Problem details: State the number of lines in these records holding "with". Say nothing more.

Entries from a dataset of interfaces
★ ★ ★ ★ ★

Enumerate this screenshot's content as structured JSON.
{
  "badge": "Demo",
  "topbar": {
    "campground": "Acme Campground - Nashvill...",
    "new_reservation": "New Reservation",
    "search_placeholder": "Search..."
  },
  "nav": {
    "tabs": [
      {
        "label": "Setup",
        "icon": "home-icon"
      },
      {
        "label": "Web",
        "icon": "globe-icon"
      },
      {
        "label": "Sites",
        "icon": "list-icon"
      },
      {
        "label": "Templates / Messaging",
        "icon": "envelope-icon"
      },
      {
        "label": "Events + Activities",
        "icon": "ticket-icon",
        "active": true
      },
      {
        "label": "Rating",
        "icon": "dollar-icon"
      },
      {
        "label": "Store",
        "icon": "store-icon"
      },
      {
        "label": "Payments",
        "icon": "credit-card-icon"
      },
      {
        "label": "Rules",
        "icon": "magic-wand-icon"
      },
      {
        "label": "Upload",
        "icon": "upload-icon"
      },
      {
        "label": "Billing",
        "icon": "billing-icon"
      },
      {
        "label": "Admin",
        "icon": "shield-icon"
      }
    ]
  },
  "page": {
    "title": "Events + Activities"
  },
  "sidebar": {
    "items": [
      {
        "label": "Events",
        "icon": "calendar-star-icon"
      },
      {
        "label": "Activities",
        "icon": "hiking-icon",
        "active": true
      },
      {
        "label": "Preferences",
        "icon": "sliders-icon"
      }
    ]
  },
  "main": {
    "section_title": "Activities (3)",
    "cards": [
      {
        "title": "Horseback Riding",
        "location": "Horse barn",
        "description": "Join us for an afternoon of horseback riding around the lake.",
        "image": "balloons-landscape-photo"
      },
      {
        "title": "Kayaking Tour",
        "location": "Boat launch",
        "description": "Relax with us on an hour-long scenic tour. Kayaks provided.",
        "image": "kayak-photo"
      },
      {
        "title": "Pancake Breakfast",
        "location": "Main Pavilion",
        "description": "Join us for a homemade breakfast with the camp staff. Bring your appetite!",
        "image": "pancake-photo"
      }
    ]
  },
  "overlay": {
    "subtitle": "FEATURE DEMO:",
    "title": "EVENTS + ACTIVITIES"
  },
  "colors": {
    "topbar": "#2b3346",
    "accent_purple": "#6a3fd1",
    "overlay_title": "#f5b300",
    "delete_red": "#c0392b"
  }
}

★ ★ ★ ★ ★

Answer space: 2